By Sarah Hogsed
Register News Writer
Under the stony gaze of about two dozen surviving family members, LeBruce Ellington pleaded not guilty Thursday to complicity in the killings of Sonsaray Warford and Charles Walker.
The man, clad in an orange jumpsuit and white bullet-resistant vest, was arraigned by Judge Jean C. Logue in Madison Circuit Court. In addition to the two complicity to murder counts, he is charged with two counts each of complicity to kidnapping and tampering with physical evidence. He also was indicted on a charge of first-degree burglary.
Under Kentucky law, complicity to a crime incurs the same penalty as perpetrating the crime.
Ellington was supposed to be arraigned Dec. 13, but federal officials failed to transport him to Madison County from the prison where he’s lodged in connection with a drug-trafficking conspiracy case.
Extra sheriff’s deputies attended Thursday’s arraignment as people crowded the hallway and stairs outside the courtroom doors. A hand-held metal detector was used to check spectators as they entered.
Little emotion was shown by Warford and Walker’s family members during the brief hearing.
Ellington is being represented by attorney Rebecca Lytle through the state Department of Public Advocacy.
After Ellington was in custody on the federal drug-trafficking case, an RPD detective interviewed him in early 2012 about the couple’s disappearance. Ellington told the detective he hired two men, Daniel Keene and Matthew Denholm, to kill Walker in 2010, according to an affidavit sworn out by an federal ATF agent.

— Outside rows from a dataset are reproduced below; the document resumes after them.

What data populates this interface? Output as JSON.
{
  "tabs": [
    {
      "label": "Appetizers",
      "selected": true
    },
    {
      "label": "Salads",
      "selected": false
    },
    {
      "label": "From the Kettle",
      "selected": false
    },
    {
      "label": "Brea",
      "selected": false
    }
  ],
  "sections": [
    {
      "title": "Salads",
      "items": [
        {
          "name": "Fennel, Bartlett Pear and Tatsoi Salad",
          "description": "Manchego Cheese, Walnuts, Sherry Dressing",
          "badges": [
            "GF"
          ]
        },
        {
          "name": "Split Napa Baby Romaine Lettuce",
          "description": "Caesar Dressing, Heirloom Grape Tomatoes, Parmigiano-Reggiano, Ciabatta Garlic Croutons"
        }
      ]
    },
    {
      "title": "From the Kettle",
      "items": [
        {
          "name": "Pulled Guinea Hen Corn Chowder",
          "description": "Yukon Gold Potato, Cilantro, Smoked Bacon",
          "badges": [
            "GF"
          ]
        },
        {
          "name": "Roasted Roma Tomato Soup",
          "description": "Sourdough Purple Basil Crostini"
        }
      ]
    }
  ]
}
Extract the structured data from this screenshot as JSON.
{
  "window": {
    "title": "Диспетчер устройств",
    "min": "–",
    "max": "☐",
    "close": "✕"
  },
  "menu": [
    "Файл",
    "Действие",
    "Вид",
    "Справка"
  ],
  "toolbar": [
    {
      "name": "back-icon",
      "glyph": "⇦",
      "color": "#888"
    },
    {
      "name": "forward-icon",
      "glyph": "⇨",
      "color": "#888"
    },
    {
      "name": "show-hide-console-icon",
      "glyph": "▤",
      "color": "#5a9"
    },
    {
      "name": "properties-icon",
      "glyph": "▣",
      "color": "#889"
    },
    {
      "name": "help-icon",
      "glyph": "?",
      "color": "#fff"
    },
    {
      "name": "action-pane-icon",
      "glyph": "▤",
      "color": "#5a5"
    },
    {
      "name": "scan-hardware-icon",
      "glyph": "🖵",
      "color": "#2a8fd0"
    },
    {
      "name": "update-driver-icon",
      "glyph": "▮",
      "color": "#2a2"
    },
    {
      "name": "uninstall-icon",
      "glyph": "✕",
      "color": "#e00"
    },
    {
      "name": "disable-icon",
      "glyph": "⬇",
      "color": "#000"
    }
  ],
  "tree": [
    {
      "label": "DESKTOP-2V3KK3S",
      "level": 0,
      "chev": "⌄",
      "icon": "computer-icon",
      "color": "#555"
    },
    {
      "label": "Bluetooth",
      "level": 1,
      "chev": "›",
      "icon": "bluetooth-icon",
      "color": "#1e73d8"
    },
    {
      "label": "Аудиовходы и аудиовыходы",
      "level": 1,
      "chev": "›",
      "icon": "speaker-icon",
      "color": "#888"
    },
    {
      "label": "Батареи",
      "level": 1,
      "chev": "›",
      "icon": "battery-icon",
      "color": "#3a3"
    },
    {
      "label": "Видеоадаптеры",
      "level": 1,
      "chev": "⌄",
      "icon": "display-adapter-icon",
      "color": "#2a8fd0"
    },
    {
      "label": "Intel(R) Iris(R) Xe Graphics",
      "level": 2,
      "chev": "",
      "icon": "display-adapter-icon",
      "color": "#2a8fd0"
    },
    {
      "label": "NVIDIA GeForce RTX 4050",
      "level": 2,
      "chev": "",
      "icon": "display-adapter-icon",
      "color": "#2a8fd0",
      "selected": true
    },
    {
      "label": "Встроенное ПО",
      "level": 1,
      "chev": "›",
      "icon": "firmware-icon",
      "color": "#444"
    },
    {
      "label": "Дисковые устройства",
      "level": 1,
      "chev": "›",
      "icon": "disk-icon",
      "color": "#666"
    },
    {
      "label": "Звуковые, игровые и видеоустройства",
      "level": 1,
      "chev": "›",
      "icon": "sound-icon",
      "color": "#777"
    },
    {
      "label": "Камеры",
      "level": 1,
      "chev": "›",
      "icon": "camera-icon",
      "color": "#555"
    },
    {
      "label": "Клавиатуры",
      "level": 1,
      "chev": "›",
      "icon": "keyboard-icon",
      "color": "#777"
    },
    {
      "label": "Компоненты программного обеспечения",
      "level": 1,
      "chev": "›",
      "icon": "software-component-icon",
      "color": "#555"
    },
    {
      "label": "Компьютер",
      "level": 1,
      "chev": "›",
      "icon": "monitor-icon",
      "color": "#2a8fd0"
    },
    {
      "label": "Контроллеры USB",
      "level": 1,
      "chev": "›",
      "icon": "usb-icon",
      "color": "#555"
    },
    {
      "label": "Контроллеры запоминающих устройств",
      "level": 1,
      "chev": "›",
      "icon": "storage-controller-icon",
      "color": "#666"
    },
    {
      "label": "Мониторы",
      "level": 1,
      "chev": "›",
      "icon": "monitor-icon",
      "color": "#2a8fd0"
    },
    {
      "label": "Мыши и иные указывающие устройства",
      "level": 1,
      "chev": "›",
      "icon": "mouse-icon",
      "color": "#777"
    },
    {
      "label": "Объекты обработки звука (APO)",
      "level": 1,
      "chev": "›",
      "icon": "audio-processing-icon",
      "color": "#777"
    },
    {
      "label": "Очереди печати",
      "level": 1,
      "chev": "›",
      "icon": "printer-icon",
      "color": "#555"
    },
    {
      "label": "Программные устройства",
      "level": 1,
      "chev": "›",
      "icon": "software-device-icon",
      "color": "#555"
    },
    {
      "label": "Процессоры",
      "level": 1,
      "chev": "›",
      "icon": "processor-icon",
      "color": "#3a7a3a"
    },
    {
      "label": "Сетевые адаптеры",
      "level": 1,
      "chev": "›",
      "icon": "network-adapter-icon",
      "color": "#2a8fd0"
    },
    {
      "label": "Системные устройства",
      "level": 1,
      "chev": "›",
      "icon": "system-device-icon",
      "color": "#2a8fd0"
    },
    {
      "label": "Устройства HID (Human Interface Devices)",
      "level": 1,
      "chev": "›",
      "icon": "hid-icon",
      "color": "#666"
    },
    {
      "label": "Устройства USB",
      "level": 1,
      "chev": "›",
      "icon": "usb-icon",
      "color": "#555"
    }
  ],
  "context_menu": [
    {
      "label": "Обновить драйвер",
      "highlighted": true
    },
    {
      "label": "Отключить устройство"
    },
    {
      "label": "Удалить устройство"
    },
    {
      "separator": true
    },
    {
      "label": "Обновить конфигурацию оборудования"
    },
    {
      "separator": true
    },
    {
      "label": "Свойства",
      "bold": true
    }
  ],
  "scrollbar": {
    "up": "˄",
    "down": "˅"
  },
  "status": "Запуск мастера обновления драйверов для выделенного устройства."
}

Ellington was ordered to do so by Jakolbe Chenault, who headed up a local cocaine-trafficking ring, according to police testimony and the affidavit. Ellington admitted providing the two men a gun to carry out the slayings, the affidavit stated.
Family members reported Walker and Warford, who was Walker’s girlfriend, missing in June 2010.
The couple’s bodies were discovered in March 2012 buried in a field off Tates Creek Road. Keene's RPD arrest report states he confessed to the killings and implicated Denholm in the murder-for-hire plot.
The two men were paid $10,000 to kill Walker, and Ellington told the federal agent he was paid a $5,000 “finder’s fee” for setting up the hit.
Chenault has not been indicted in the homicides, but he is facing a 30-year federal sentence after pleading guilty last year to conspiracy to distribute cocaine and conspiracy to money laundering.
Ellington is next scheduled for a pretrial hearing at 1:30 p.m. March 14. Keene and Denholm are slated to stand trial Aug. 12.